Do Dogs Belong In Extreme Sports?

Here are some scenarios that  I have seen on the news lately.

A dog is stuffed into a backpack and worn by the pet parent as he base-jumps off a cliff.

A dog is hooked up to a sling line and is dangling precariously, thousands of feet above a mountain’s jagged edge, as the parent pulls him over a crevasse. Here’s the kicker, this isn’t a rescue operation, this is for the parent’s pleasure!

A dog is in tow on a rock-climbing expedition, hooked up to a line, and in the backpack of a rock climber as he scaled a sheer rock face.

Another time, I watched a hang gliding dog, and even a hang gliding service dog.

Is this moral, ethical, or healthy for a dog? Where does society draw the line and what constitutes as unnecessary, abusive, or cruel? Do nonhuman animals have rights? Should dogs be forced to participate in extreme sports? Dogs and people are social animals, but risking your own life is different than risking someone else’s. These are the questions we must explore.

Heck, I am all for extreme sports! I have competed in sports for most of my life. I am a two time North American Brazilian Jiu-Jitsu gold medal winner, played collegiate sports (lacrosse and wrestling), have trained for triathlons, and even tried out for the Winter Olympics in men’s mogul skiing event. Cliff jumping, skydiving, rock climbing, rappelling, and mountaineering are all activities I enjoy in Los Angeles.

Dare I mention I love opening up my motorcycle WOT on a deserted highway with no helmet. I love the adrenaline rush and thrill that comes with pushing oneself to the limit and the passion and dedication that comes along with that, but I wouldn’t take my five-year-old niece or any other sentient being along for the ride! It is one thing to risk my existence and an entirely different scenario to risk someone else’s.

Dogs in extreme sportsBJJ Gold 1


dog riding motorcycle

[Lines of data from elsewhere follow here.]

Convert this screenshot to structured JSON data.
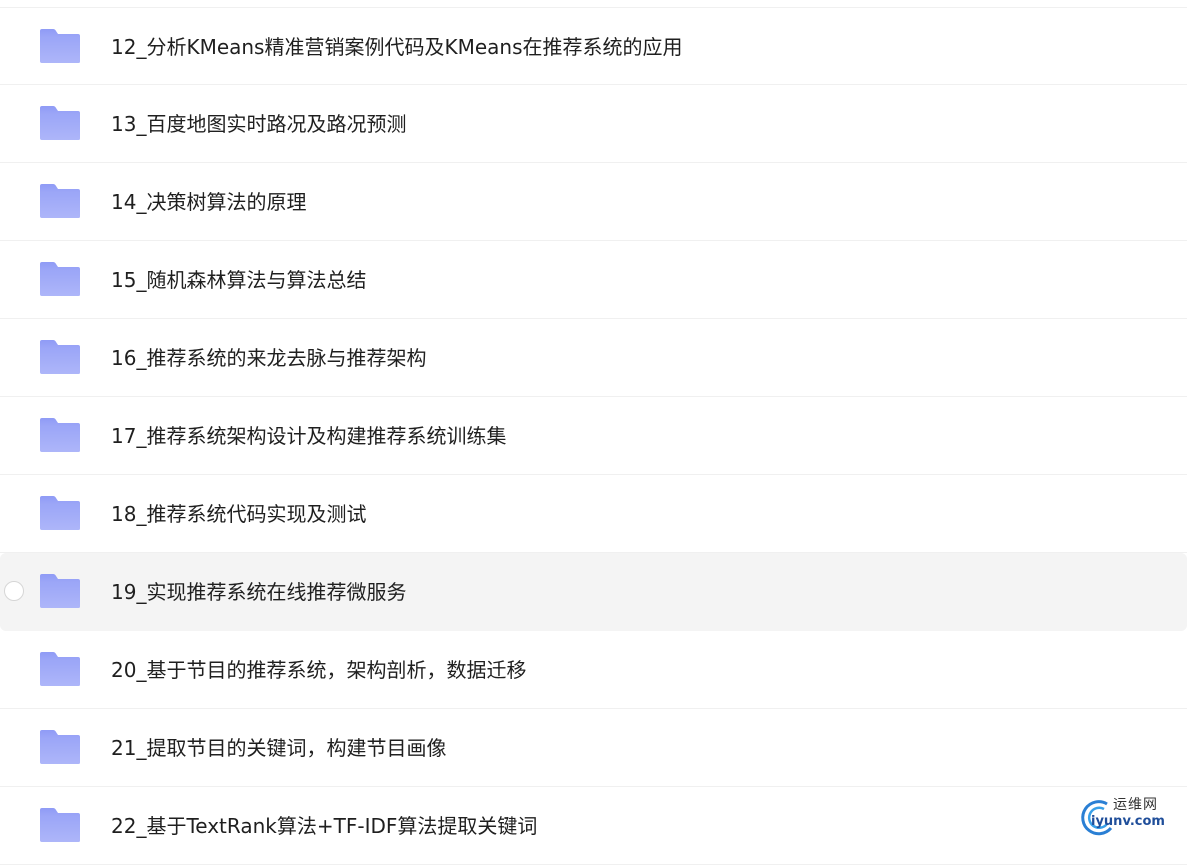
{
  "folders": [
    {
      "name": "12_分析KMeans精准营销案例代码及KMeans在推荐系统的应用"
    },
    {
      "name": "13_百度地图实时路况及路况预测"
    },
    {
      "name": "14_决策树算法的原理"
    },
    {
      "name": "15_随机森林算法与算法总结"
    },
    {
      "name": "16_推荐系统的来龙去脉与推荐架构"
    },
    {
      "name": "17_推荐系统架构设计及构建推荐系统训练集"
    },
    {
      "name": "18_推荐系统代码实现及测试"
    },
    {
      "name": "19_实现推荐系统在线推荐微服务"
    },
    {
      "name": "20_基于节目的推荐系统，架构剖析，数据迁移"
    },
    {
      "name": "21_提取节目的关键词，构建节目画像"
    },
    {
      "name": "22_基于TextRank算法+TF-IDF算法提取关键词"
    }
  ],
  "hover_index": 7,
  "folder_icon": "folder-icon",
  "colors": {
    "folder_top": "#8f9bf6",
    "folder_bottom": "#c4c9fb",
    "hover_bg": "#f4f4f4",
    "text": "#1f1f1f"
  },
  "watermark": {
    "cn": "运维网",
    "en": "iyunv.com"
  }
}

Countless sports take place all over the world that are not in the pet’s or animal’s best interests, this includes but is not limited to, the Iditarod, dog racing, horse racing/polo, some extreme dog agility sports and other extreme sports where the welfare of the animal does not come first and foremost. I do not support dog or animal sports in the name of “tradition.”

There are countless articles in newspapers that highlight stories where a dog’s welfare is not paramount. One such report that recently made headlines was in Colorado where a moron hiker abandoned his injured dog on a mountain. Luckily for this dog, other good-hearted hikers found him and carried him to safety.

Is dog “ownership” a right or a privilege? I argue the latter. Who has the best interest at heart for the dog and if you are not skilled at ethology, how well can a guardian/dog lover tell if a dog is enjoying himself or more importantly if it is safe for their pet? Perhaps a better question, is it stressful for the animal?

dog white water rafting

I cannot help but cringe when I see a dog tethered to a person’s back as they climb up a mountain face or when a dog is whale-eyed, ears back, clearly stressed, as his guardian hang glides off a cliff, hundreds of feet up in the air. We are the ones with the large prefrontal cortex and the ability to reason, let’s use them both.

Call me old fashioned if you will, but I’m not convinced extreme sports are in the best interest of the dog. I love extreme sports, but dogs should not be subject to peoples’ extremities. Just because a dog will go anywhere a person takes him doesn’t mean they should, it is healthy or good for them. Regardless of what a guardian thinks or says, in most of these pictures and scenarios the dogs do not look relaxed, stress-free or happy, at least from a behavioral perspective and probably from a cortisol one as well. What’s your opinion?